Now to splatter my thoughts on the matter.
Last night, after editing through another chapter, I started thinking about the synopsis that I would have to eventually write. The inclination made me shudder. No kidding. I spend almost a whole day last week writing the query. How on earth would I tackle a synopsis? Then I started to think--what is the best way to overcome fear? Face it! I pulled up an old synopsis for an outline and tinkered with it. To my surprise, I drafted a one- page synopsis in half an hour. What the deuce?
It basically comes down to this--face your fear. Turn off your flight mode and fight back. After all. You wrote a novel (or in the process). What's a one or four page synopsis on top of that? Easy sauce on curly fries!

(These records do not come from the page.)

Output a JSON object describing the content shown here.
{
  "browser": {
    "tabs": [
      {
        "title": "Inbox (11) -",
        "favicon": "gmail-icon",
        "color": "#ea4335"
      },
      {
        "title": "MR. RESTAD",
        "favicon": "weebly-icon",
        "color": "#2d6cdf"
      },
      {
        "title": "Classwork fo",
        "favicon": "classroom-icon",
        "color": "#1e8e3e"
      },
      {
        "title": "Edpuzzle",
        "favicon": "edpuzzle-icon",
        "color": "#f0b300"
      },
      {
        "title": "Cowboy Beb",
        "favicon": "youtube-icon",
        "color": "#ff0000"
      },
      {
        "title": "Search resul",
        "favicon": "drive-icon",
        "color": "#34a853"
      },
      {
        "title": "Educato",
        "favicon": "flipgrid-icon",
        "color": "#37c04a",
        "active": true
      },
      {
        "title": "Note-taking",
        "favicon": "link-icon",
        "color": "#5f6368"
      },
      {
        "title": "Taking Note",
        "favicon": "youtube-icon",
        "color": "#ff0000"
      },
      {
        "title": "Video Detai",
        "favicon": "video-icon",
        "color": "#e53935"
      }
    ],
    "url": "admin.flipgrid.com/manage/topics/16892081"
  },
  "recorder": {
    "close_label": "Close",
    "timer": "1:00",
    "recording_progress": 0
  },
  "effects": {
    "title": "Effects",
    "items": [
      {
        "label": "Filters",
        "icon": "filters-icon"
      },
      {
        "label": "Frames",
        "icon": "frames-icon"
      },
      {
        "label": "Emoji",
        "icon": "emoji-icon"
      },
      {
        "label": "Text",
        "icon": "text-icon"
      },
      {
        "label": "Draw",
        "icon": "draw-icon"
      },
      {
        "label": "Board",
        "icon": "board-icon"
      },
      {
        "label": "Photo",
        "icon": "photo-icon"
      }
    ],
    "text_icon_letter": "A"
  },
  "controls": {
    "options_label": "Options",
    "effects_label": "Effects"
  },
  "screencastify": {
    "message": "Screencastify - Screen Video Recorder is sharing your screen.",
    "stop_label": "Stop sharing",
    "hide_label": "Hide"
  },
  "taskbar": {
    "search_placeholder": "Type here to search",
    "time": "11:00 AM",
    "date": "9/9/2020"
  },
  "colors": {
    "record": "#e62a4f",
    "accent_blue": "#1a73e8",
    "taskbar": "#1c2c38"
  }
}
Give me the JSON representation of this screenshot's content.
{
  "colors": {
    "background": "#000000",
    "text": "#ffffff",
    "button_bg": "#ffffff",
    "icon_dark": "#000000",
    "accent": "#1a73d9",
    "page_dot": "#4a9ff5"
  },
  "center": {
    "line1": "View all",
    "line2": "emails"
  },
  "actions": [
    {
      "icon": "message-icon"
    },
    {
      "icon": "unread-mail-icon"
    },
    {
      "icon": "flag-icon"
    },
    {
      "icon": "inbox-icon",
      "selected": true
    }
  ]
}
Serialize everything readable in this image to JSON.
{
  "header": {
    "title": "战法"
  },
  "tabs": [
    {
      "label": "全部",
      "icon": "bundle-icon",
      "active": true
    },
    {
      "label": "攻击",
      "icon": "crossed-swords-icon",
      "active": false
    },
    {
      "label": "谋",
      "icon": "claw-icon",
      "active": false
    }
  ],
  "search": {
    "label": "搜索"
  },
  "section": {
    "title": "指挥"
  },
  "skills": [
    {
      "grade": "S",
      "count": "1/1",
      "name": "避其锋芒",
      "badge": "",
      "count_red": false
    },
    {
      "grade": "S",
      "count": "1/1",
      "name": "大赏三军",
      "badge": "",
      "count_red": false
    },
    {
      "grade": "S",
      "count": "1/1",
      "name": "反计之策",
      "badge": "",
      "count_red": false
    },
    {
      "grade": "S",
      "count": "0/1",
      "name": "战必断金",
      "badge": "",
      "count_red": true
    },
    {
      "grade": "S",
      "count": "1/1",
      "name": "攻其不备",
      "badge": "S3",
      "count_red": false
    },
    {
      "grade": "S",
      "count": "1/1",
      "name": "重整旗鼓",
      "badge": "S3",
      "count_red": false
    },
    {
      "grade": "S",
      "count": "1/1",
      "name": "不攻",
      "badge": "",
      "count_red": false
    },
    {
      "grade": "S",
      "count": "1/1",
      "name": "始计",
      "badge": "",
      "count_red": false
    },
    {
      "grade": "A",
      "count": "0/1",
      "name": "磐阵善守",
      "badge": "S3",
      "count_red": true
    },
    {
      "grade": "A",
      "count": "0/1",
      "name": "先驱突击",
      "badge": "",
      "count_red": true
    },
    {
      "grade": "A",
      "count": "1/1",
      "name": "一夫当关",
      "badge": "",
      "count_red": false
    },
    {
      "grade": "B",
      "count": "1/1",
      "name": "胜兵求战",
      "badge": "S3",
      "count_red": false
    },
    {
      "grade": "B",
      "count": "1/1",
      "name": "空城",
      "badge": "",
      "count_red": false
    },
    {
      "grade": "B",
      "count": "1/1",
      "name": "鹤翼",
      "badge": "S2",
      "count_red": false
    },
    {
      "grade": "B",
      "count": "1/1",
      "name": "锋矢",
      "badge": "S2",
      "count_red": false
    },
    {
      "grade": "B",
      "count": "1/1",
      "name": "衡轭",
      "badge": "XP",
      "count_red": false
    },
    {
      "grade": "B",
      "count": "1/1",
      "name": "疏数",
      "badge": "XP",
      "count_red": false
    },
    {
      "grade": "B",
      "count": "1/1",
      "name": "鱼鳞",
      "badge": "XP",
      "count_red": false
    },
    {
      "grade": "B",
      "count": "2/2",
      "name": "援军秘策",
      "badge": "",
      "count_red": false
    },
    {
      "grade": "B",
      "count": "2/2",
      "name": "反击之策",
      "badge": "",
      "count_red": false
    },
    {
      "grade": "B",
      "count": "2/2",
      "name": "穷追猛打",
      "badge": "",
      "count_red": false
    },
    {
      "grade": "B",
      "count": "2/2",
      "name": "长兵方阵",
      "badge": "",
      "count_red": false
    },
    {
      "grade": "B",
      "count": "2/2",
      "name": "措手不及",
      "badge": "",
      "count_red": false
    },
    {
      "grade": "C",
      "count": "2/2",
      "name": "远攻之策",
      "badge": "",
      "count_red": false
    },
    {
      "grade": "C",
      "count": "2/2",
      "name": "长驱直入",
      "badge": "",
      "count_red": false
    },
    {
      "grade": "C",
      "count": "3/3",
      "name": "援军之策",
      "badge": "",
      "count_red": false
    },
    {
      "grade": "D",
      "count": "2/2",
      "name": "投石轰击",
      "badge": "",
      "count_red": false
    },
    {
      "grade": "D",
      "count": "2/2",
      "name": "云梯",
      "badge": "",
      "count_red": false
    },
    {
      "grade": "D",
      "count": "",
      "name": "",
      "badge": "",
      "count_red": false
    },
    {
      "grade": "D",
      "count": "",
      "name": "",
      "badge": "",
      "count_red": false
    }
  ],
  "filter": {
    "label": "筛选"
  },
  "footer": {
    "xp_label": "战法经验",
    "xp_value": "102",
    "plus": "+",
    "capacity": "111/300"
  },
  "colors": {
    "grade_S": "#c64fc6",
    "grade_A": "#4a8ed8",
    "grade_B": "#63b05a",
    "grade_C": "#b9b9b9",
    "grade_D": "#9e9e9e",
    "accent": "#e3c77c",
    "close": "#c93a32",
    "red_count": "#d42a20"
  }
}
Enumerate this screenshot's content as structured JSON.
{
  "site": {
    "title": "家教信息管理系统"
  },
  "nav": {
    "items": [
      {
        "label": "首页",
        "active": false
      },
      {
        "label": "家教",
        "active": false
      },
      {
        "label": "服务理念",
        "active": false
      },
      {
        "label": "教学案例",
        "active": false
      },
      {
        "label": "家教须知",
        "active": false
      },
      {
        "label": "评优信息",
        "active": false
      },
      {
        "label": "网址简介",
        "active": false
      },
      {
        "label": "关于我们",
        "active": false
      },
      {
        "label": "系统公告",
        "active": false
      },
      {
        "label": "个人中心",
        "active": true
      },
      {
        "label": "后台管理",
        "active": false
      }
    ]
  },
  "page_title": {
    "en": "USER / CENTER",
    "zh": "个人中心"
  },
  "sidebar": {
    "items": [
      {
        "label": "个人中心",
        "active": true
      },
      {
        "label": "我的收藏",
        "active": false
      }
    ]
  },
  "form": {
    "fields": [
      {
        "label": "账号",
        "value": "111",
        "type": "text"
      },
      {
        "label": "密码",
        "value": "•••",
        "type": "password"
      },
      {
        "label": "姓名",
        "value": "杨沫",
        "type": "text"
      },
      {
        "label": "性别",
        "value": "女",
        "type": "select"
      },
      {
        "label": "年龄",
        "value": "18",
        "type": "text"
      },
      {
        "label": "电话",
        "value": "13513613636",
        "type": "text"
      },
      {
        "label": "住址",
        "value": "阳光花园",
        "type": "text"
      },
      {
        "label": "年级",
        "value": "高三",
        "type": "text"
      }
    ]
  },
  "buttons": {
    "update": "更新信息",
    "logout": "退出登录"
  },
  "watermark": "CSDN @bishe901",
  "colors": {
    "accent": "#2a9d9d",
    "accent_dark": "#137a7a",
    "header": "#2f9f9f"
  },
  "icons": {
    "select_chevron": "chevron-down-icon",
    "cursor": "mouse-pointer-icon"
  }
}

Dagnabbit! Now I'm hungry . . .
Remember my old post about Falling Action? Your synopsis should focus on the important parts, like the stops you make on a road trip. Leave the exposition and catchy songs in the car.
This is not the rule, just my thoughts on the matter. Synopsis writing, just like novel writing, takes practice. Have someone you trust read it, who knows the details of your story, and be open to feedback. This is one of the big steps in selling your story. Fear not and dive in. Some publishers or agents like a one-page synopsis. Others like three or four. Consider writing both.
Are synopses tough for you? What are some tricks you employ to make your summary an enticing read?
I'm David, and sleep is becoming a stranger.